Prompts

Five minute writing exercises . . . Prompt #431

~ Write for 5 minutes about something difficult, challenging, or painful. It’s only five minutes. Go ahead. Do it now. We’ll wait. Humming in the background while writing gets done. Quiet while writing gets done. Are you still reading?  Write!  Just write. For five minutes. After five minutes . . . ~ Write for 5 minutes about something comforting, happy, or joyous. Yes, you. Now. Just write. Go ahead. We’ll wait. Waiting. Waiting. Patiently waiting. I’ll write, too. After five minutes . . . ~ Write for 5 minutes about images of nature, the natural world. Hmm . . . what will you choose from nature to write about? Feathers, rocks, trees, birds, rocks, dirt, peach blossoms, river, waterfall, penguins, geese. Write whatever comes up for you about nature. Shhh. . . Writers are working here. Doing what we do. Writing. Just writing. Keep on writing. For five minutes. Next…

Quotes

The personal essay is an act . . .

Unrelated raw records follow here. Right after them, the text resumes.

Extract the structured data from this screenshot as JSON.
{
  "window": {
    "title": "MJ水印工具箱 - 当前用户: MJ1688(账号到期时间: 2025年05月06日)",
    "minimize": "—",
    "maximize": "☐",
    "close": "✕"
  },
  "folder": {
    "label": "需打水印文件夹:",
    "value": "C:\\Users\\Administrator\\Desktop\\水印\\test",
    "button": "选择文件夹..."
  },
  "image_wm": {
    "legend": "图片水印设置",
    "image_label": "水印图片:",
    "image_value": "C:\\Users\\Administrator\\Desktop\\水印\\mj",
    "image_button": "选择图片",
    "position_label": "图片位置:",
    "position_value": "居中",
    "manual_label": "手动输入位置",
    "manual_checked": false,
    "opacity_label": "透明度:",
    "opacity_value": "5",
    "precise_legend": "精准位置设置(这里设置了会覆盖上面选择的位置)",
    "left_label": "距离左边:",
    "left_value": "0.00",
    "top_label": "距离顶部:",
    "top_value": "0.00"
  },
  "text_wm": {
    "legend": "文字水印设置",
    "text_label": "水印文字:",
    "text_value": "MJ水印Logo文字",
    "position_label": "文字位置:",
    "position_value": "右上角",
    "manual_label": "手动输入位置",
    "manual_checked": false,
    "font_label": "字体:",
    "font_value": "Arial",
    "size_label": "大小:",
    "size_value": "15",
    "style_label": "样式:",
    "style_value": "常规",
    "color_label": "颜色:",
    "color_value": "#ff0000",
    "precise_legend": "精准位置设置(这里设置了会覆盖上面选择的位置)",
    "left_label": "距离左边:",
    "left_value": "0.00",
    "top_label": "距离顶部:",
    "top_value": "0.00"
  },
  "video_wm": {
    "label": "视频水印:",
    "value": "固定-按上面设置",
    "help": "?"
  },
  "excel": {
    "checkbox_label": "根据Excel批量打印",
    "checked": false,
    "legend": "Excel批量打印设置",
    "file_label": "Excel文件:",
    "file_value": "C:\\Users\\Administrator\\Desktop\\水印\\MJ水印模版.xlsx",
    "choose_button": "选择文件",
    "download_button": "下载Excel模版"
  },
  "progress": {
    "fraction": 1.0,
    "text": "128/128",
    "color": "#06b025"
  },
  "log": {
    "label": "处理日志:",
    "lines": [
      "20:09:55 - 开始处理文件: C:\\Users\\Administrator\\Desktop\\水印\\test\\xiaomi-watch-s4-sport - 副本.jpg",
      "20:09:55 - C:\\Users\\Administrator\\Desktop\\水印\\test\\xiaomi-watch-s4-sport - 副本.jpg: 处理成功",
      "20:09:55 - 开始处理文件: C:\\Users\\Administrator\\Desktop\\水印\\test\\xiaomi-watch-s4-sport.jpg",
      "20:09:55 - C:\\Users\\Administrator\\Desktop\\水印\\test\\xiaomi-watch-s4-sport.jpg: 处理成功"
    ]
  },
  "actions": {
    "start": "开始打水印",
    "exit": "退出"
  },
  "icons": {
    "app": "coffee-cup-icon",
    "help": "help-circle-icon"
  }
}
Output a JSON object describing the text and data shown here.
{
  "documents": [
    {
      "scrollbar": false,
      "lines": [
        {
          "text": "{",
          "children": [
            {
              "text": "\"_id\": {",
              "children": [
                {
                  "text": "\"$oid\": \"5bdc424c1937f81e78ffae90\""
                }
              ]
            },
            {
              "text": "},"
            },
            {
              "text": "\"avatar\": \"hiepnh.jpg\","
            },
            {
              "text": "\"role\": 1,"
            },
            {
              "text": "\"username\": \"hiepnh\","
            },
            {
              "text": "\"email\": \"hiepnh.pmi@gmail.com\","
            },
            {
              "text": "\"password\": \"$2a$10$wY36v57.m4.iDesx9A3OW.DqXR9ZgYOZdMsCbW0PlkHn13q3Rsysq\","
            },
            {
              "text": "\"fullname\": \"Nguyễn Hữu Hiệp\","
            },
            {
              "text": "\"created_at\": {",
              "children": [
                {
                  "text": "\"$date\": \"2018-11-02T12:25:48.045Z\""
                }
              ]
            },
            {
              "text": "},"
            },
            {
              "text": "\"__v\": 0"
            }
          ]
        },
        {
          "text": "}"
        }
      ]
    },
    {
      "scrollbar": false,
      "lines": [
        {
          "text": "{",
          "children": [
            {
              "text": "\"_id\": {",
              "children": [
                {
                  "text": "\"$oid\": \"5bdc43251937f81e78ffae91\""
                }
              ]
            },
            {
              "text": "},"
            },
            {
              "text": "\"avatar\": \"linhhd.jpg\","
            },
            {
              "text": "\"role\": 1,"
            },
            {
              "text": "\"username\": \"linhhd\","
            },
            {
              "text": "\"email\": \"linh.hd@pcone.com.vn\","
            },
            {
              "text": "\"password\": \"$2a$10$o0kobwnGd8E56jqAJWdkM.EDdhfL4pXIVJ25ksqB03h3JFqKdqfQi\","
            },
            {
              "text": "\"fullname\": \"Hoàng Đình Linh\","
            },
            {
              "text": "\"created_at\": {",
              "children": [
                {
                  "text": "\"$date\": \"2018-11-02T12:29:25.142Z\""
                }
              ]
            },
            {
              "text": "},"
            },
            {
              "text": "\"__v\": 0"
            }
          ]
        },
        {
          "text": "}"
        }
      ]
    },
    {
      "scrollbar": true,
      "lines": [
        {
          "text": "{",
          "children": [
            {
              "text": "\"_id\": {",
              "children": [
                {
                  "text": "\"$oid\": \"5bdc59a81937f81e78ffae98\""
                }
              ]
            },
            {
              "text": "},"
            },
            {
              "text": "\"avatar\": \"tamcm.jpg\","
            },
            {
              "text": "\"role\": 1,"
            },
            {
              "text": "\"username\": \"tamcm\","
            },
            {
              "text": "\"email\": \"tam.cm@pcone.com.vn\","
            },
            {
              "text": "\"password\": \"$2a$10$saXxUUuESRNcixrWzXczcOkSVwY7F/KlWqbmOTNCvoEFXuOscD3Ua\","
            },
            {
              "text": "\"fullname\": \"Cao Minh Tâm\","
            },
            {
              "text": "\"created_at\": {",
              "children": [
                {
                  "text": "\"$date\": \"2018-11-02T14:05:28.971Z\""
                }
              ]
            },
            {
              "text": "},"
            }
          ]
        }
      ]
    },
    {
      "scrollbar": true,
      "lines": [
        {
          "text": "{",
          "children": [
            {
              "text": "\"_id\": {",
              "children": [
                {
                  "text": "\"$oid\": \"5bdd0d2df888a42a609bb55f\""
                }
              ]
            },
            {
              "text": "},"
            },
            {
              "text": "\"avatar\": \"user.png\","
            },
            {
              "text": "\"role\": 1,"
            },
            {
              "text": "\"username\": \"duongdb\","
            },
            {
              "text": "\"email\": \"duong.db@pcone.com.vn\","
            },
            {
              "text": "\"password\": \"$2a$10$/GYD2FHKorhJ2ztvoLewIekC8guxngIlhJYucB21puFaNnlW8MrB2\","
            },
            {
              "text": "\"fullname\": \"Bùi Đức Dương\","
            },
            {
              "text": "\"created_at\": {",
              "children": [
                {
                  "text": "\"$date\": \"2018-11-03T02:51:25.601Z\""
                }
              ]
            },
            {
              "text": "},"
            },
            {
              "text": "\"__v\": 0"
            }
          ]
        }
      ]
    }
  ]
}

“The personal essay begins as an act of exploration. We write in order to figure out where we’re going and make sense of where we’ve been.” — Susan Bono Susan Bono is an extraordinary writer whose words go right to the heart. You can read her excellent writing in her collection of short essays in What Have We Here: Essays about Keeping House and Finding Home. Susan is a writing teacher and freelance editor specializing in memoir. She facilitates writing workshops at Copperfield’s Books in Petaluma. California.

Guest Bloggers

When Tough Love becomes True Love

This past year has been difficult for me (Marlene), not just during the long month of November. I have been playing catch up all year, trying to whittle down my never-ending to-do list. Susan Bono’s guest blog post reminds me to stop, notice, and savor the moment. Susan writes: Even those of us who start the day with a list know what it’s like when unplanned-for events start coming our way. In spite of our intentions, we start tackling the unscheduled instead of working on what we had planned. Emergencies come up, of course; we can’t control everything. No one can plan for bad news or times we are suddenly needed. But the list of unanticipated tasks is endless, and after a while, we just start doing what comes to us, instead of what we had intended. You should have days when you follow your bliss. In fact, have them…

Places to submit

What do Contest Judges Look for?

Recently I was one of three judges for a writing contest. We didn’t agree during the first round of reading on the winners. It took re-reading and much discussion to select the three winners. So that got me to thinking. What do contest judges look for when choosing winning entries? My fellow judges and I came up with: Make sure to follow the guidelines. They aren’t arbitrary. The guidelines are specific for a reason. Make sure to follow the criteria of what genre the contest is. Don’t submit memoir if the contest is fiction. Even though the judges may not be able to tell for sure if something is fiction or memoir . . . if it feels like memoir, it probably is. And that won’t work in a fiction contest. The winning entries that stood out excelled in creative writing and well-crafted stories. The writing and stories were compelling,…

Guest Bloggers

Joys and discoveries when re-reading books.

Do you feel guilty when you re-read a book (on purpose, not because you forgot you previously read it)? Juan Vidal wrote a thoughtful essay about the joys and discoveries one makes when re-reading. “Returning to a book you’ve read multiple times can feel like drinks with an old friend. There’s a welcome familiarity — but also sometimes a slight suspicion that time has changed you both, and thus the relationship. But books don’t change, people do. And that’s what makes the act of rereading so rich and transformative. The beauty of rereading lies in the idea that our engagement with the work is based on our current mental, emotional, and even spiritual register. It’s true, the older I get, the more I feel time has wings. But with reading, it’s all about the present. It’s about the now and what one contributes to the now, because reading is a…